Whilst my stay in the Ladakh region of India was mainly focused on photographing snow leopards and other wildlife, there was also the opportunity to interact with the local people who were welcoming towards us. Whilst eco-tourism is a relatively recent development, the raising of Pashmina Goats for their prized fine wool has been a feature of village life for generations.
Traditionally a family's wealth would be defined by how many goats they owned and consequently the goats are well cared for. Stone corrals or pens are built to shelter the animals overnight and hopefully protect them from the areas snow leopards.
In past years, villagers had mixed feelings about the leopards, regarding them with reverence on one hand and despising them for preying on their livestock at the same time. Snow leopards have never been recorded as attacking humans and so traditionally having a shepherd on guard next to the stock was a deterrent. None the less, there were instances of a predator getting into a pen or corral and running amok killing goats. These attacks prompted revenge killings of the leopards and so the uneasy relationship between people and wildlife continued.

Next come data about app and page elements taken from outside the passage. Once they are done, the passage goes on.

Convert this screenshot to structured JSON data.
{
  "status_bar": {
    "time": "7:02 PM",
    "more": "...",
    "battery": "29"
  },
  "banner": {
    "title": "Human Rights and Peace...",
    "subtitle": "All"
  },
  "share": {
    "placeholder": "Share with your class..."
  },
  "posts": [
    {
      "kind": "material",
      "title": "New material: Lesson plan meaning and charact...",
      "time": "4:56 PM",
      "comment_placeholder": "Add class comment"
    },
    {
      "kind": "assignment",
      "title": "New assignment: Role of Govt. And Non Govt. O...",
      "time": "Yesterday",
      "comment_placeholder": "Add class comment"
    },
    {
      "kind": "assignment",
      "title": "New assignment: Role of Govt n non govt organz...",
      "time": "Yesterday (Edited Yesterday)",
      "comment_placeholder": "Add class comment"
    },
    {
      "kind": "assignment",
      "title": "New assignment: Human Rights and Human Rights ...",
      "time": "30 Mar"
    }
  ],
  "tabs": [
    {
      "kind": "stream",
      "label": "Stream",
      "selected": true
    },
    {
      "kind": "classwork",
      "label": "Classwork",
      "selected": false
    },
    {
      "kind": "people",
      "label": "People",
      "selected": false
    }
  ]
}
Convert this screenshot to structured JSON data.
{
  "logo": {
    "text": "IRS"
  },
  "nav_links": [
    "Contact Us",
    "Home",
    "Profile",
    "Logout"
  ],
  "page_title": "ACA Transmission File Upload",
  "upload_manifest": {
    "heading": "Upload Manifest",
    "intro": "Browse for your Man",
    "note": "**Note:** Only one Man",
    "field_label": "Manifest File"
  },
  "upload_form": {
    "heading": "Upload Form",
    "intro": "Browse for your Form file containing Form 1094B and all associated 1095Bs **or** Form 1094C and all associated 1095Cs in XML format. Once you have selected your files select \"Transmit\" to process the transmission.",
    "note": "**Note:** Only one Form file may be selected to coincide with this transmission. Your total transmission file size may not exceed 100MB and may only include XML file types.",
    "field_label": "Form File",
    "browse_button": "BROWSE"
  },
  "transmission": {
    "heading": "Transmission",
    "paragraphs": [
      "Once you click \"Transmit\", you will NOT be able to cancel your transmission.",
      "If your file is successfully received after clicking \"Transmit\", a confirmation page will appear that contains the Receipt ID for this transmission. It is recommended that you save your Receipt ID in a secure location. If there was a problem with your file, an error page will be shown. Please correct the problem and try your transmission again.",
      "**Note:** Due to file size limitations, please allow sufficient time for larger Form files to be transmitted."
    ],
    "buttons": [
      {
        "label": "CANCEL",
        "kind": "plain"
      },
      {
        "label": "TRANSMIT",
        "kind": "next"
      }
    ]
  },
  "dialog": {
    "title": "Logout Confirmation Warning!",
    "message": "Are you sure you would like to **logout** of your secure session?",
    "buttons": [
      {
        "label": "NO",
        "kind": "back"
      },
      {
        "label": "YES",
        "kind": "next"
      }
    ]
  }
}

Conservationists have carried out programs to try and accommodate the needs of the villagers and the endangered wildlife. In the event that livestock is killed by a snow leopard, there is now a system whereby the owner is financially compensated for his/her loss. Also simple low tech solutions have been found, such as placing wire mesh over the top of livestock pens making it almost impossible for a leopard to access the goats even if so tempted. These initiatives have resulted in an estimated 94 per cent reduction in revenge killings of leopards in the areas where implemented.
Ulley Village, Ladakh.
Pashmina goats in pen. Notice the wire roof.
This young boy was on school holidays and sent home to his village to spend some time with his grandmother.
The freezing temperatures mean that the goats have developed a thick coat which is combed out to gather the valuable cashmere fibre.
Rugged up against the cold, the district was covered in snow at this time of year (February)